The original squad of spooks — Inky, Blinky, Pinky, and Clyde — still work to hunt your cheerful yellow avatar down. But a new crew joins them in Pac-Man 256. Spunky makes up his own sleeper cell, dozing until you get too close and then springing on you. Glitchy looks like the ASCII jumble at the bottom of the board, but he’ll eventually start to emulate one of the other ghosts on the board.

Sue and Funky are chains of ghosts — terrific if you have a power-up and are looking for munchies, not so great if they’re on your tail. Both move reasonably slowly, and only in a horizontal line, but they’re always tracking you and moving to intercept (rather like Blinky, who will hunt you across the map for as long as he can.) They’ll stop dead in an intersection if they see you coming.

Even traditional ghosts have separate strategies to hunt you down. Inky goes around in circles; Pinky hovers until she sees you and then dashes in your direction. (Pinky’s fast!) Clyde likes to travel vertically, and Blinky will take the shortest route to wherever you are.

Pac-Man 256

Above: Zzzzzap!!

Image Credit: Bandai Namco

New board dynamics and power-ups.

The board itself looks familiar, but it contains a few surprises, including “conveyor belts” of arrows that speed you up or slow you down. While moving against a conveyor will slow you, ghosts can’t do it at all, making them decent escape routes.
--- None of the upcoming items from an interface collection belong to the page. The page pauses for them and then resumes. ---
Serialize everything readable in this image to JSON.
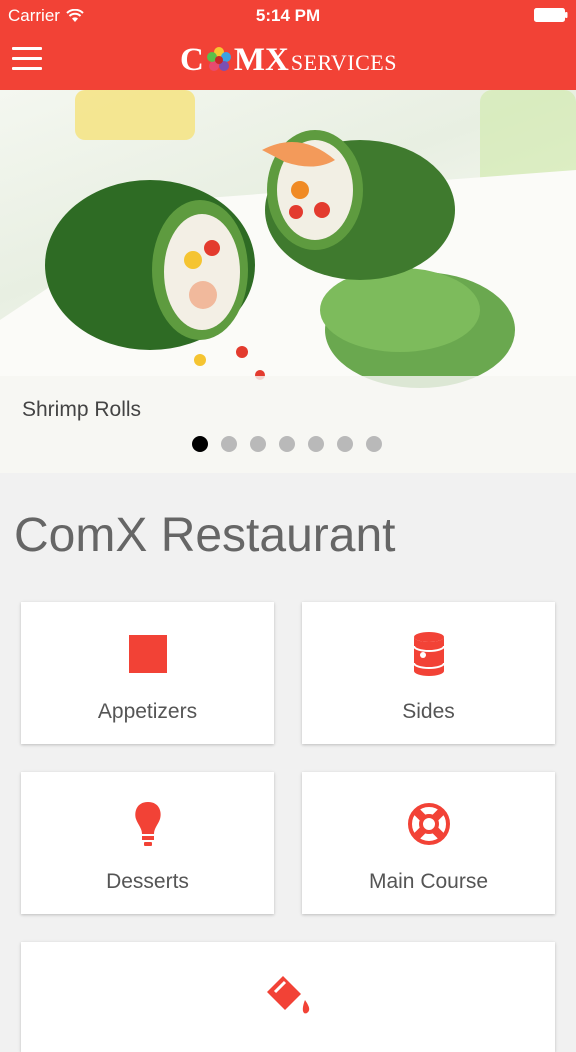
{
  "status_bar": {
    "carrier": "Carrier",
    "time": "5:14 PM"
  },
  "header": {
    "logo": {
      "c": "C",
      "mx": "MX",
      "services": "SERVICES"
    }
  },
  "carousel": {
    "caption": "Shrimp Rolls",
    "slide_count": 7,
    "active_index": 0
  },
  "page_title": "ComX Restaurant",
  "categories": [
    {
      "label": "Appetizers",
      "icon": "square-icon"
    },
    {
      "label": "Sides",
      "icon": "can-icon"
    },
    {
      "label": "Desserts",
      "icon": "bulb-icon"
    },
    {
      "label": "Main Course",
      "icon": "life-ring-icon"
    },
    {
      "label": "",
      "icon": "paint-bucket-icon"
    }
  ],
  "colors": {
    "accent": "#f24236",
    "text": "#666666"
  }
}
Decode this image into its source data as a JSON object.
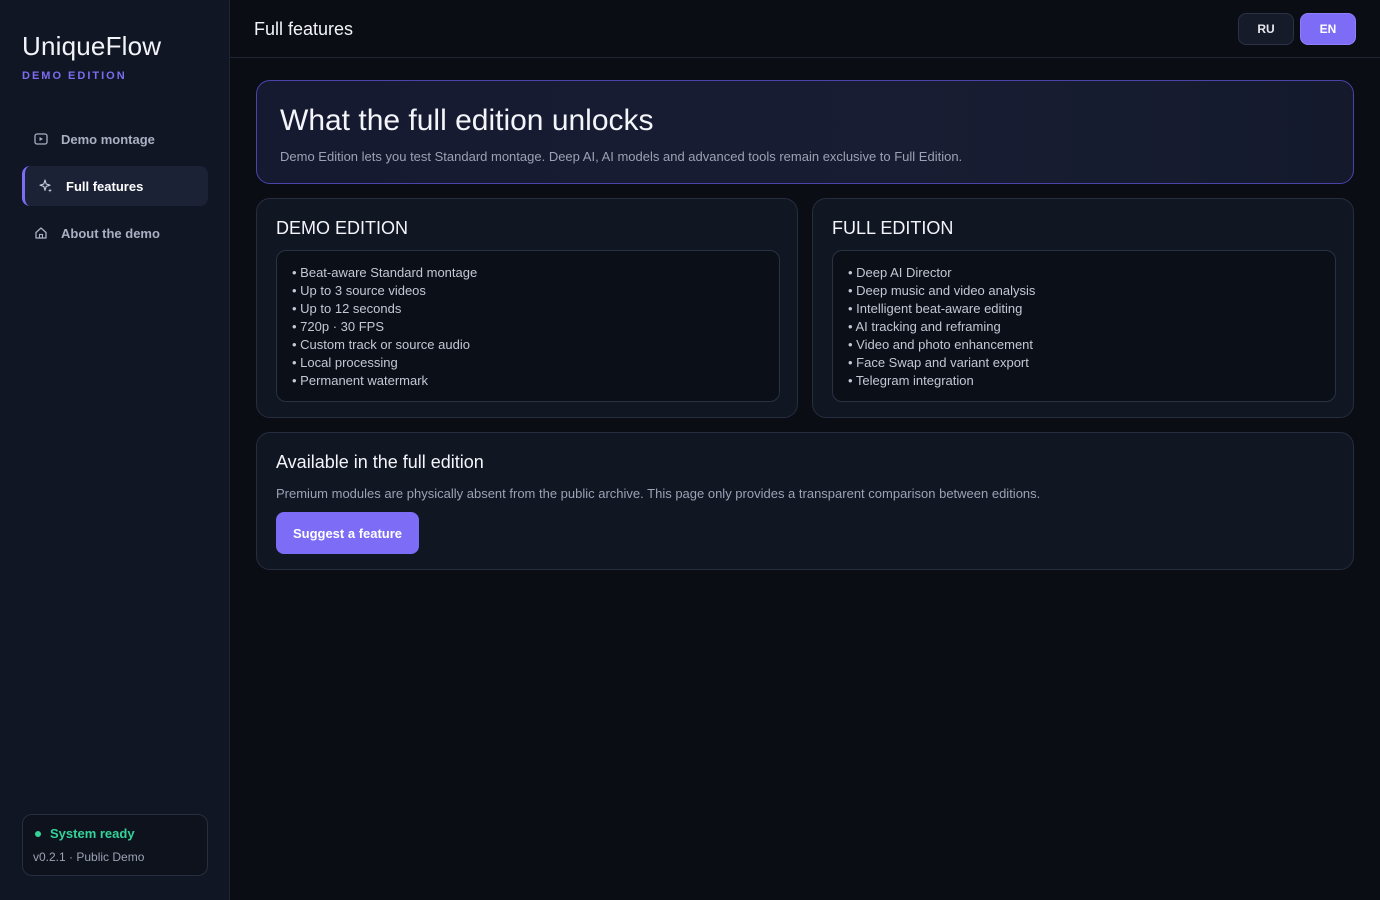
{
  "app": {
    "name": "UniqueFlow",
    "edition_tag": "DEMO EDITION"
  },
  "sidebar": {
    "items": [
      {
        "label": "Demo montage",
        "icon": "play-icon",
        "active": false
      },
      {
        "label": "Full features",
        "icon": "sparkles-icon",
        "active": true
      },
      {
        "label": "About the demo",
        "icon": "home-icon",
        "active": false
      }
    ],
    "status": {
      "text": "System ready",
      "version": "v0.2.1 · Public Demo",
      "color": "#34d399"
    }
  },
  "header": {
    "title": "Full features",
    "languages": [
      {
        "label": "RU",
        "selected": false
      },
      {
        "label": "EN",
        "selected": true
      }
    ]
  },
  "hero": {
    "title": "What the full edition unlocks",
    "subtitle": "Demo Edition lets you test Standard montage. Deep AI, AI models and advanced tools remain exclusive to Full Edition."
  },
  "editions": {
    "demo": {
      "title": "DEMO EDITION",
      "features": [
        "• Beat-aware Standard montage",
        "• Up to 3 source videos",
        "• Up to 12 seconds",
        "• 720p · 30 FPS",
        "• Custom track or source audio",
        "• Local processing",
        "• Permanent watermark"
      ]
    },
    "full": {
      "title": "FULL EDITION",
      "features": [
        "• Deep AI Director",
        "• Deep music and video analysis",
        "• Intelligent beat-aware editing",
        "• AI tracking and reframing",
        "• Video and photo enhancement",
        "• Face Swap and variant export",
        "• Telegram integration"
      ]
    }
  },
  "available": {
    "title": "Available in the full edition",
    "description": "Premium modules are physically absent from the public archive. This page only provides a transparent comparison between editions.",
    "button_label": "Suggest a feature"
  },
  "colors": {
    "accent": "#7c6cf6",
    "background": "#0a0d14",
    "success": "#34d399"
  }
}
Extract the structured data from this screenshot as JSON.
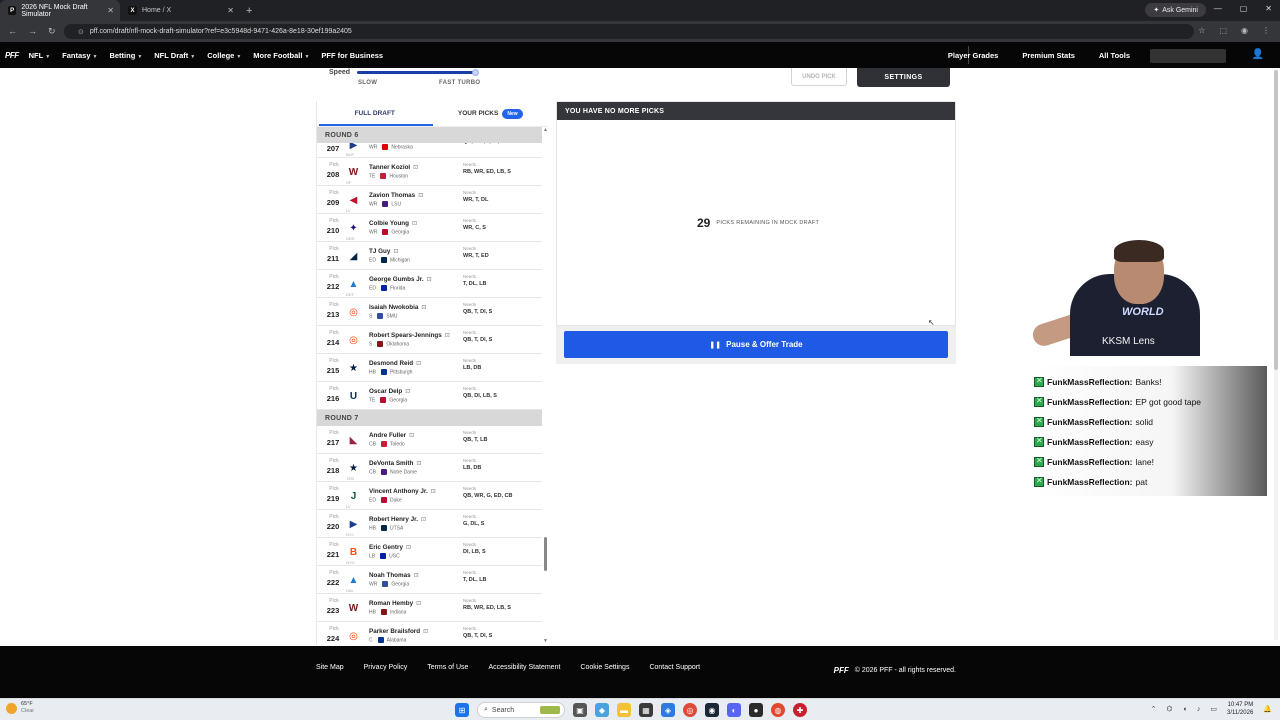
{
  "browser": {
    "tabs": [
      {
        "title": "2026 NFL Mock Draft Simulator",
        "active": true
      },
      {
        "title": "Home / X",
        "active": false
      }
    ],
    "ask_gemini": "Ask Gemini",
    "url": "pff.com/draft/nfl-mock-draft-simulator?ref=e3c5948d-9471-426a-8e18-30ef199a2405"
  },
  "nav": {
    "logo": "PFF",
    "items": [
      "NFL",
      "Fantasy",
      "Betting",
      "NFL Draft",
      "College",
      "More Football",
      "PFF for Business"
    ],
    "dropdown_items": [
      true,
      true,
      true,
      true,
      true,
      true,
      false
    ],
    "right_items": [
      "Player Grades",
      "Premium Stats",
      "All Tools"
    ]
  },
  "controls": {
    "speed_label": "Speed",
    "slow": "SLOW",
    "fast": "FAST TURBO",
    "speed_value": 1.0,
    "undo": "UNDO PICK",
    "settings": "SETTINGS"
  },
  "panel": {
    "tab_full": "FULL DRAFT",
    "tab_yours": "YOUR PICKS",
    "tab_new": "New",
    "pick_label": "Pick",
    "needs_label": "Needs",
    "rounds": [
      {
        "title": "ROUND 6",
        "picks": [
          {
            "num": "207",
            "team": "BUF",
            "logo": "buf",
            "name": "",
            "pos": "WR",
            "school": "Nebraska",
            "needs": "QB, WR, T, DI, CB",
            "partial": true
          },
          {
            "num": "208",
            "team": "SF",
            "logo": "was",
            "name": "Tanner Koziol",
            "pos": "TE",
            "school": "Houston",
            "needs": "RB, WR, ED, LB, S"
          },
          {
            "num": "209",
            "team": "LV",
            "logo": "kc",
            "name": "Zavion Thomas",
            "pos": "WR",
            "school": "LSU",
            "needs": "WR, T, DL"
          },
          {
            "num": "210",
            "team": "DEN",
            "logo": "bal",
            "name": "Colbie Young",
            "pos": "WR",
            "school": "Georgia",
            "needs": "WR, C, S"
          },
          {
            "num": "211",
            "team": "",
            "logo": "ne",
            "name": "TJ Guy",
            "pos": "ED",
            "school": "Michigan",
            "needs": "WR, T, ED"
          },
          {
            "num": "212",
            "team": "DET",
            "logo": "det",
            "name": "George Gumbs Jr.",
            "pos": "ED",
            "school": "Florida",
            "needs": "T, DL, LB"
          },
          {
            "num": "213",
            "team": "",
            "logo": "cle",
            "name": "Isaiah Nwokobia",
            "pos": "S",
            "school": "SMU",
            "needs": "QB, T, DI, S"
          },
          {
            "num": "214",
            "team": "",
            "logo": "cle",
            "name": "Robert Spears-Jennings",
            "pos": "S",
            "school": "Oklahoma",
            "needs": "QB, T, DI, S"
          },
          {
            "num": "215",
            "team": "",
            "logo": "dal",
            "name": "Desmond Reid",
            "pos": "HB",
            "school": "Pittsburgh",
            "needs": "LB, DB"
          },
          {
            "num": "216",
            "team": "",
            "logo": "ind",
            "name": "Oscar Delp",
            "pos": "TE",
            "school": "Georgia",
            "needs": "QB, DI, LB, S"
          }
        ]
      },
      {
        "title": "ROUND 7",
        "picks": [
          {
            "num": "217",
            "team": "",
            "logo": "ari",
            "name": "Andre Fuller",
            "pos": "CB",
            "school": "Toledo",
            "needs": "QB, T, LB"
          },
          {
            "num": "218",
            "team": "TEN",
            "logo": "dal",
            "name": "DeVonta Smith",
            "pos": "CB",
            "school": "Notre Dame",
            "needs": "LB, DB"
          },
          {
            "num": "219",
            "team": "LV",
            "logo": "nyj",
            "name": "Vincent Anthony Jr.",
            "pos": "ED",
            "school": "Duke",
            "needs": "QB, WR, G, ED, CB"
          },
          {
            "num": "220",
            "team": "NYJ",
            "logo": "buf",
            "name": "Robert Henry Jr.",
            "pos": "HB",
            "school": "UTSA",
            "needs": "G, DL, S"
          },
          {
            "num": "221",
            "team": "NYG",
            "logo": "cin",
            "name": "Eric Gentry",
            "pos": "LB",
            "school": "USC",
            "needs": "DI, LB, S"
          },
          {
            "num": "222",
            "team": "DAL",
            "logo": "det",
            "name": "Noah Thomas",
            "pos": "WR",
            "school": "Georgia",
            "needs": "T, DL, LB"
          },
          {
            "num": "223",
            "team": "",
            "logo": "was",
            "name": "Roman Hemby",
            "pos": "HB",
            "school": "Indiana",
            "needs": "RB, WR, ED, LB, S"
          },
          {
            "num": "224",
            "team": "",
            "logo": "cle",
            "name": "Parker Brailsford",
            "pos": "C",
            "school": "Alabama",
            "needs": "QB, T, DI, S",
            "partial": true
          }
        ]
      }
    ]
  },
  "picks_box": {
    "header": "YOU HAVE NO MORE PICKS",
    "remaining": "29",
    "remaining_text": "PICKS REMAINING IN MOCK DRAFT",
    "button": "Pause & Offer Trade"
  },
  "stream": {
    "lens": "KKSM Lens",
    "shirt": "WORLD",
    "chat": [
      {
        "user": "FunkMassReflection:",
        "msg": "Banks!"
      },
      {
        "user": "FunkMassReflection:",
        "msg": "EP got good tape"
      },
      {
        "user": "FunkMassReflection:",
        "msg": "solid"
      },
      {
        "user": "FunkMassReflection:",
        "msg": "easy"
      },
      {
        "user": "FunkMassReflection:",
        "msg": "lane!"
      },
      {
        "user": "FunkMassReflection:",
        "msg": "pat"
      }
    ]
  },
  "footer": {
    "links": [
      "Site Map",
      "Privacy Policy",
      "Terms of Use",
      "Accessibility Statement",
      "Cookie Settings",
      "Contact Support"
    ],
    "logo": "PFF",
    "copyright": "© 2026 PFF - all rights reserved."
  },
  "taskbar": {
    "temp": "65°F",
    "condition": "Clear",
    "search": "Search",
    "time": "10:47 PM",
    "date": "3/11/2026"
  },
  "colors": {
    "accent": "#1f5ae6",
    "header_dark": "#34363b",
    "round_bg": "#d8d8d8"
  }
}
The new power-ups add a terrific dynamic to the game. Just about the time you’d get bored playing an endless game of traditional Pac-Man — even against some fun new ghosts — they start popping up onscreen.